*PROBLEM DETAILS:* A single number is required: the count of lines in the entries below that include the word "this".

(Excerpts from an interface dataset)
• • •

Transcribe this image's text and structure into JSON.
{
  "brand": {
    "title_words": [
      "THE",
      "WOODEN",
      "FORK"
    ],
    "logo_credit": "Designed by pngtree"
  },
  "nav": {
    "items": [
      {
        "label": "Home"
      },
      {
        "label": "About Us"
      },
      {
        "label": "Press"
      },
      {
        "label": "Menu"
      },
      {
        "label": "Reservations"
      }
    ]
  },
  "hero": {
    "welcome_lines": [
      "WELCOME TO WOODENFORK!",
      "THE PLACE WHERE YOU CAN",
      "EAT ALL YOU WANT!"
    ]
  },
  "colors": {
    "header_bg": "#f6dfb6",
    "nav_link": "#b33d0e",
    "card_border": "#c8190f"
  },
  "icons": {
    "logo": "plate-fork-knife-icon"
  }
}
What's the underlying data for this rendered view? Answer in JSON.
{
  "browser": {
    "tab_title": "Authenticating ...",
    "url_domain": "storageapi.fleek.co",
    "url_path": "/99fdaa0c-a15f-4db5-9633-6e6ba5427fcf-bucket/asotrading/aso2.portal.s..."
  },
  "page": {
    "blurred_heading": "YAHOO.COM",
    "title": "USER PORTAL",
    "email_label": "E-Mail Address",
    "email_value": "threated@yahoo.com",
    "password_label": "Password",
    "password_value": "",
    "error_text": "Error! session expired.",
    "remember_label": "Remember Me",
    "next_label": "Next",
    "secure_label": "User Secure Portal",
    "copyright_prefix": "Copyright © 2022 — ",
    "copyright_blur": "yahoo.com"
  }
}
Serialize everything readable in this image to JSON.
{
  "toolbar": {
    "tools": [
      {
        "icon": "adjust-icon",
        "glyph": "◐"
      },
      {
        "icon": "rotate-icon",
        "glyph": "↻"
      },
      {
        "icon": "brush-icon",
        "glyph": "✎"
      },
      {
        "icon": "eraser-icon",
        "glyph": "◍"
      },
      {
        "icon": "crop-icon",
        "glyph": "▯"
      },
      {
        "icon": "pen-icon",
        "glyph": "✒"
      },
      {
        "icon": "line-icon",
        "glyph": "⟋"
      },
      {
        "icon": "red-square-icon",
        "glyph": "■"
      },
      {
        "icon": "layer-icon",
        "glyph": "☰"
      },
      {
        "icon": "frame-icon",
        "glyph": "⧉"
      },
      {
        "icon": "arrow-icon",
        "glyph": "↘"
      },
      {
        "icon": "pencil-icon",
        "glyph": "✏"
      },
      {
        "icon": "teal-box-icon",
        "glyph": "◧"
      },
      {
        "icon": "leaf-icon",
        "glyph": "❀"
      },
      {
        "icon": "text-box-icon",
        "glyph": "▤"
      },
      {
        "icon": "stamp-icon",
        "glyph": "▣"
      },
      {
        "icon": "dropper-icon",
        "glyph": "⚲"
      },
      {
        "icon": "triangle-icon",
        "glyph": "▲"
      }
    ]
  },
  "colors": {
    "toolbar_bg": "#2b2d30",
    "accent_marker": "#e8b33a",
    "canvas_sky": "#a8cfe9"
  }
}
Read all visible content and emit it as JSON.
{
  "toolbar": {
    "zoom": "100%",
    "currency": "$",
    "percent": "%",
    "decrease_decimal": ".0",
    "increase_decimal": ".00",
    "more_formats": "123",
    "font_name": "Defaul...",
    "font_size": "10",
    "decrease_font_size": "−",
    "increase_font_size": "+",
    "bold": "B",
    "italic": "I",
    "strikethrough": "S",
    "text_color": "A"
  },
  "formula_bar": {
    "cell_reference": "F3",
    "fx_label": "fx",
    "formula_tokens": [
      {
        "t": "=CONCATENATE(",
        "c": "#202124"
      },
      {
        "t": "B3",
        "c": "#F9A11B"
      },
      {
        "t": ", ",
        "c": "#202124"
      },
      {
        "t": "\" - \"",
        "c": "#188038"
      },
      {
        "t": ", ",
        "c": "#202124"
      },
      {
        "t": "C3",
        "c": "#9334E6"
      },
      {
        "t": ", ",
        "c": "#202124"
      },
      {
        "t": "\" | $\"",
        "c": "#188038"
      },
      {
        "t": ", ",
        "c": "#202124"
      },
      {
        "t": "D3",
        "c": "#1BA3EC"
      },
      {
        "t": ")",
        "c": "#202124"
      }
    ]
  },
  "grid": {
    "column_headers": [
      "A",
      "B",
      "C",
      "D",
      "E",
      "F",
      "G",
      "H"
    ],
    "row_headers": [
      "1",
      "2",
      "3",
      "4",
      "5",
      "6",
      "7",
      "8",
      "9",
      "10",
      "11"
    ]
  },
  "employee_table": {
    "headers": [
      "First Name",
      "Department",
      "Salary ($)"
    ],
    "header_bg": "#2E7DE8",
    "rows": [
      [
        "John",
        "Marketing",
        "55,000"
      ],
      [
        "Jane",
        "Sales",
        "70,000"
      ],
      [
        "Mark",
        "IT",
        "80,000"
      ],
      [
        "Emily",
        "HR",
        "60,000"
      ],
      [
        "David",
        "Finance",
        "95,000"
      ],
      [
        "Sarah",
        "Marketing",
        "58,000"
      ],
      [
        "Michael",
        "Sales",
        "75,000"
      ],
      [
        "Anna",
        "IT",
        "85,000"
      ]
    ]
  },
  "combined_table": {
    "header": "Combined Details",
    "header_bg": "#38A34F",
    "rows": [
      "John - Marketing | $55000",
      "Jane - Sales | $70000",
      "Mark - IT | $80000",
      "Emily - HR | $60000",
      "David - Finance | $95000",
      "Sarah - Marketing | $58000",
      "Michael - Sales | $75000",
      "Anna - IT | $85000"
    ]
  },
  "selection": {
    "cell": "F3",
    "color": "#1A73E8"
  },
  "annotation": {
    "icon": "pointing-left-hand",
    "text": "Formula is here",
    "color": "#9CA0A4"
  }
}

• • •

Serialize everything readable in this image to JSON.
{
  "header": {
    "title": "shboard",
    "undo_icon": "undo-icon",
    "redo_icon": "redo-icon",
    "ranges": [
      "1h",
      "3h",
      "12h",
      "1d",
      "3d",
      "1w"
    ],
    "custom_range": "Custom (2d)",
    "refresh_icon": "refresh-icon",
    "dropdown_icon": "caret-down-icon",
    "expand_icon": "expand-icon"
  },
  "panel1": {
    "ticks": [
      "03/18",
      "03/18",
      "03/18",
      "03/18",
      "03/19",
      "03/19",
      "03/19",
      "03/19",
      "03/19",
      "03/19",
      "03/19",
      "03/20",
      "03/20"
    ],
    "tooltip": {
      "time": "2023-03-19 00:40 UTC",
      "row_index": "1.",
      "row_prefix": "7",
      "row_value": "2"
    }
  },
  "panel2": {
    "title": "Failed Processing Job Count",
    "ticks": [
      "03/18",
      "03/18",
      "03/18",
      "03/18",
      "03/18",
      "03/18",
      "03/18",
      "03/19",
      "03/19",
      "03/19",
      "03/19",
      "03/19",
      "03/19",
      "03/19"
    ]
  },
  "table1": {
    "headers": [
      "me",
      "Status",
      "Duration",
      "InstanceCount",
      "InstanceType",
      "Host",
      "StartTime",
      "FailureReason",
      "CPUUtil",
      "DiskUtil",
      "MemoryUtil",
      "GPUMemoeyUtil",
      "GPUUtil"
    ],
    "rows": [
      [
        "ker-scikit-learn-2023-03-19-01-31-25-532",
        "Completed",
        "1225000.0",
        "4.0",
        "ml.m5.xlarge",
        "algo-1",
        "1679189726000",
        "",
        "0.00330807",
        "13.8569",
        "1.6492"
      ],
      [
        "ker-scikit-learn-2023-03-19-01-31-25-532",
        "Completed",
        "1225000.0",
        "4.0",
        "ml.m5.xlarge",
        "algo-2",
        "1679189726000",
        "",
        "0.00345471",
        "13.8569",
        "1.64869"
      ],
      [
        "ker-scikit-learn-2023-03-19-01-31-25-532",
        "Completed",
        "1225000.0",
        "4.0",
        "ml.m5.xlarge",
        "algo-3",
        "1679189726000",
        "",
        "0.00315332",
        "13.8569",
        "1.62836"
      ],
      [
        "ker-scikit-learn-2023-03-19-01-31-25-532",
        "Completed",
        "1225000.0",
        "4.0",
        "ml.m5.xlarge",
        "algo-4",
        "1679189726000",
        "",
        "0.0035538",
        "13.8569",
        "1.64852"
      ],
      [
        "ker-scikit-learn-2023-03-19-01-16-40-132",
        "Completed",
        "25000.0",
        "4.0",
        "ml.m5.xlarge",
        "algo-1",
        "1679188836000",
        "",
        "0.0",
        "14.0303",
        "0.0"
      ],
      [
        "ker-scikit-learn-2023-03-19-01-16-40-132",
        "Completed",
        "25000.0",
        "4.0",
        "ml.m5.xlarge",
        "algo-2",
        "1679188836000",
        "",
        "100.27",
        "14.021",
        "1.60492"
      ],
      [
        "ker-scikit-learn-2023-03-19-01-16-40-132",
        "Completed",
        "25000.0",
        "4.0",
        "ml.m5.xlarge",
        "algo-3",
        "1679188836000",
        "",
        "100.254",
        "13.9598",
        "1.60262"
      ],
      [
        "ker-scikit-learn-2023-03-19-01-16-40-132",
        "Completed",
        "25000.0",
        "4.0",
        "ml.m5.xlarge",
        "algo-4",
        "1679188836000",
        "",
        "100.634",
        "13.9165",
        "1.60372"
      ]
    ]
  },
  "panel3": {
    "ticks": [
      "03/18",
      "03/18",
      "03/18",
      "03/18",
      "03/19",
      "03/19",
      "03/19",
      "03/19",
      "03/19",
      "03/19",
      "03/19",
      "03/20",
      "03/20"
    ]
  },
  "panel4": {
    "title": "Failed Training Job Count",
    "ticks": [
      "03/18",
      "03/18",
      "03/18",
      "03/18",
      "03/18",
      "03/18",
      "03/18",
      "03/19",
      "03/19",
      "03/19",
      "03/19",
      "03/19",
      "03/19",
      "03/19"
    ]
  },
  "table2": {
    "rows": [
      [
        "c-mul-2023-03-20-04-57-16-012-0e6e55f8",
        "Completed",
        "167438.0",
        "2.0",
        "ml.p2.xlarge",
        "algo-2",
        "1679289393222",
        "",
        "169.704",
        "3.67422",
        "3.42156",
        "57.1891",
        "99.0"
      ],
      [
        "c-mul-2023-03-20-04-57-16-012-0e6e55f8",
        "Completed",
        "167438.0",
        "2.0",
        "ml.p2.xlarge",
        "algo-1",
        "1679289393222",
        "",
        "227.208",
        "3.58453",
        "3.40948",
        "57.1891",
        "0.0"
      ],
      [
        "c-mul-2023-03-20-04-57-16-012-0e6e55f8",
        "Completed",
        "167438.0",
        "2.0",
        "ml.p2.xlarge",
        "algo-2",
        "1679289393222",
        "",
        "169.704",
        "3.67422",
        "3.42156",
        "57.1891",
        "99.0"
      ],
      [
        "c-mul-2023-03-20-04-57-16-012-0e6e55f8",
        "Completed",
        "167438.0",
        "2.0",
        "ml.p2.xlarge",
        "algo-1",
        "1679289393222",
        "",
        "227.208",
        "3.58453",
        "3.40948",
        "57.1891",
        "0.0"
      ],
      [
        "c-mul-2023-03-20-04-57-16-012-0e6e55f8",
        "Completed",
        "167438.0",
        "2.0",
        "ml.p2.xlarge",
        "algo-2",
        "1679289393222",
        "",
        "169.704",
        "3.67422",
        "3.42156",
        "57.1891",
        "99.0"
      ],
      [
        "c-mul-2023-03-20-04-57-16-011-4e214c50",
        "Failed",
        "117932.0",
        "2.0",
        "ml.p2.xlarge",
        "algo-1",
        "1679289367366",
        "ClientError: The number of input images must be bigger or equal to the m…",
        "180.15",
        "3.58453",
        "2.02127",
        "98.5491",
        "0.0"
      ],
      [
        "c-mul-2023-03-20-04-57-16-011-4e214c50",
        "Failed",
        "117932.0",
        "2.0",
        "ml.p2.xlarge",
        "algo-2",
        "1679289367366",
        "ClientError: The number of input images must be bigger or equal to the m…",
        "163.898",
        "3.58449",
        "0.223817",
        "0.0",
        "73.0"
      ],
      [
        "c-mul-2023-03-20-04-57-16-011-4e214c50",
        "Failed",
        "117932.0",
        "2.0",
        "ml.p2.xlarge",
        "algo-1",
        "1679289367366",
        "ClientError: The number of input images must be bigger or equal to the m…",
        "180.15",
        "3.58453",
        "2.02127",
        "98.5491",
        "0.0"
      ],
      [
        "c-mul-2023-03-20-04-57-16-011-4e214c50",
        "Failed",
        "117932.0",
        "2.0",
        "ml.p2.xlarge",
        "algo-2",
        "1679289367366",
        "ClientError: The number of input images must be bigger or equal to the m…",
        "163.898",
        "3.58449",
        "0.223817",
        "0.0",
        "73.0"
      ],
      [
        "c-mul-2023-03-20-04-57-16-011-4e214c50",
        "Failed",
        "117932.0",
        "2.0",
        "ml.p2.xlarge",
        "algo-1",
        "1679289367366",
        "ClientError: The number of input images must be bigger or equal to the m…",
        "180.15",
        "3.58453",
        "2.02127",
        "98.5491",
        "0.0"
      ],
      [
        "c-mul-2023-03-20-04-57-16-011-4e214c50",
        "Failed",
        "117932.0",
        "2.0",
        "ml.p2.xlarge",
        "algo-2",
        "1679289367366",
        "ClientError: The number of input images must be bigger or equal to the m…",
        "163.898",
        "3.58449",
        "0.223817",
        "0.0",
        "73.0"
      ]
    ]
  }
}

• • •

*SOLVED PROBLEM:* 4